Two other provisions of the Constitution are an acknowledgment of the States’ sovereign interest in protecting their borders. Article I provides that “[n]o State shall, without the Consent of the Congress, lay any Imposts or Duties on Imports or Exports, except what may be absolutely necessary for executing it’s inspection Laws.” Art. I, §10, cl. 2 (emphasis added). This assumed what everyone assumed: that the States could exclude from their territory dangerous or unwholesome goods. A later portion of the same section provides that “[n]o State shall, without the Consent of Congress, . . . engage in War, unless actually invaded, or in such imminent Danger as will not admit of delay.” Art. I, §10, cl. 3 (emphasis added). This limits the States’ sovereignty (in a way not relevant here) but leaves intact their inherent power to protect their territory.The above passage was a small part of the 28 page long dissent that was summed up thusly by Justice Scalia:
Notwithstanding “[t]he myth of an era of unrestricted immigration” in the first 100 years of the Republic, the States enacted numerous laws restricting the immigration of certain classes of aliens, including convicted criminals, indigents, persons with contagious diseases, and (in Southern States) freed blacks. Neuman, The Lost Century of American Immigration (1776–1875), 93 Colum. L. Rev. 1833, 1835, 1841–1880 (1993). State laws not only provided for the removal of unwanted immigrants but also imposed penalties on unlawfully present aliens and those who aided their immigration.2 Id., at 1883.

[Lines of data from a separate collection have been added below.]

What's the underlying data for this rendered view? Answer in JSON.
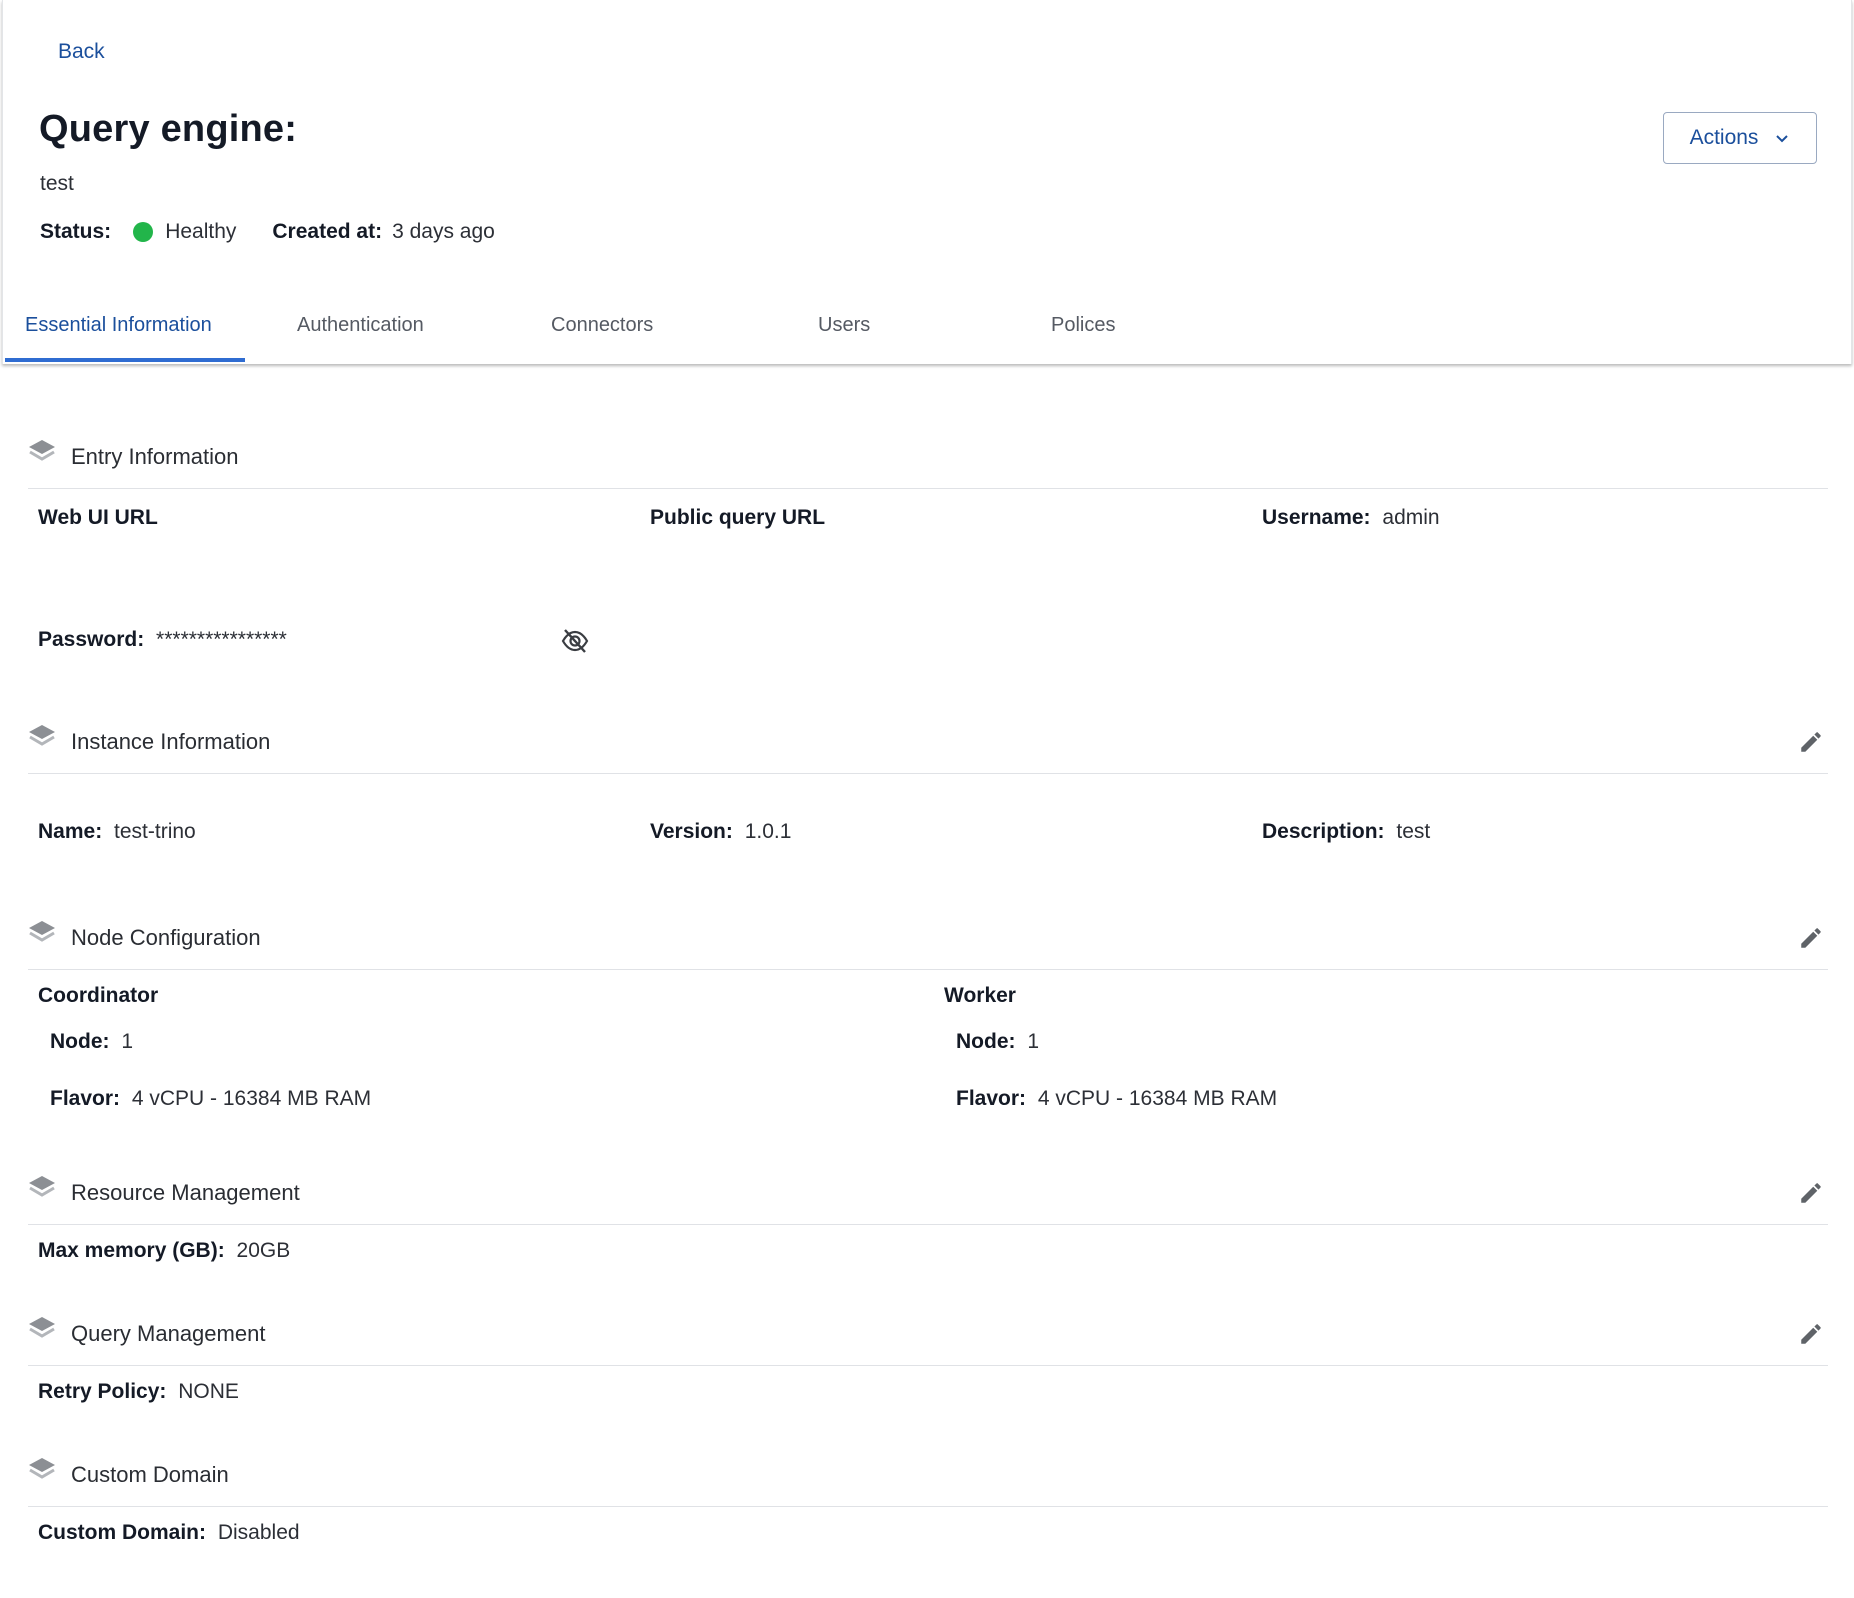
{
  "header": {
    "back_label": "Back",
    "title": "Query engine:",
    "subtitle": "test",
    "status_label": "Status:",
    "status_value": "Healthy",
    "status_color": "#22b54a",
    "created_label": "Created at:",
    "created_value": "3 days ago",
    "actions_label": "Actions"
  },
  "tabs": [
    {
      "label": "Essential Information",
      "active": true
    },
    {
      "label": "Authentication",
      "active": false
    },
    {
      "label": "Connectors",
      "active": false
    },
    {
      "label": "Users",
      "active": false
    },
    {
      "label": "Polices",
      "active": false
    }
  ],
  "sections": {
    "entry": {
      "title": "Entry Information",
      "web_ui_url_label": "Web UI URL",
      "public_query_url_label": "Public query URL",
      "username_label": "Username:",
      "username_value": "admin",
      "password_label": "Password:",
      "password_value": "****************"
    },
    "instance": {
      "title": "Instance Information",
      "name_label": "Name:",
      "name_value": "test-trino",
      "version_label": "Version:",
      "version_value": "1.0.1",
      "description_label": "Description:",
      "description_value": "test"
    },
    "node": {
      "title": "Node Configuration",
      "coordinator_label": "Coordinator",
      "coordinator_node_label": "Node:",
      "coordinator_node_value": "1",
      "coordinator_flavor_label": "Flavor:",
      "coordinator_flavor_value": "4 vCPU - 16384 MB RAM",
      "worker_label": "Worker",
      "worker_node_label": "Node:",
      "worker_node_value": "1",
      "worker_flavor_label": "Flavor:",
      "worker_flavor_value": "4 vCPU - 16384 MB RAM"
    },
    "resource": {
      "title": "Resource Management",
      "max_memory_label": "Max memory (GB):",
      "max_memory_value": "20GB"
    },
    "query": {
      "title": "Query Management",
      "retry_policy_label": "Retry Policy:",
      "retry_policy_value": "NONE"
    },
    "domain": {
      "title": "Custom Domain",
      "custom_domain_label": "Custom Domain:",
      "custom_domain_value": "Disabled"
    }
  },
  "colors": {
    "accent": "#1b4f9c",
    "tab_underline": "#2f6cd1",
    "healthy": "#22b54a"
  },
  "icons": [
    "layers-icon",
    "edit-icon",
    "eye-off-icon",
    "chevron-down-icon"
  ]
}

In fact, the controversy surrounding the Alien and Sedition Acts involved a debate over whether, under the Constitution, the States had exclusive authority to enact such immigration laws. Criticism of the Sedition Act has become a prominent feature of our First Amendment jurisprudence, see, e.g., New York Times Co. v. Sullivan, 376 U. S. 254, 273–276 (1964)
Today’s opinion, approving virtually all of the Ninth Circuit’s injunction against enforcement of the four challenged provisions of Arizona’s law, deprives States of what most would consider the defining characteristic of sovereignty: the power to exclude from the sovereign’s territory people who have no right to be there. Neither the Constitution itself nor even any law passed by Congress supports this result.Wouldn’t it be great if journalists actually did their job….reporting the facts…instead of manipulating the news for rating, power, and fame?
If you have interest in reading the entire dissent and not just the media's clip job version you can find it here: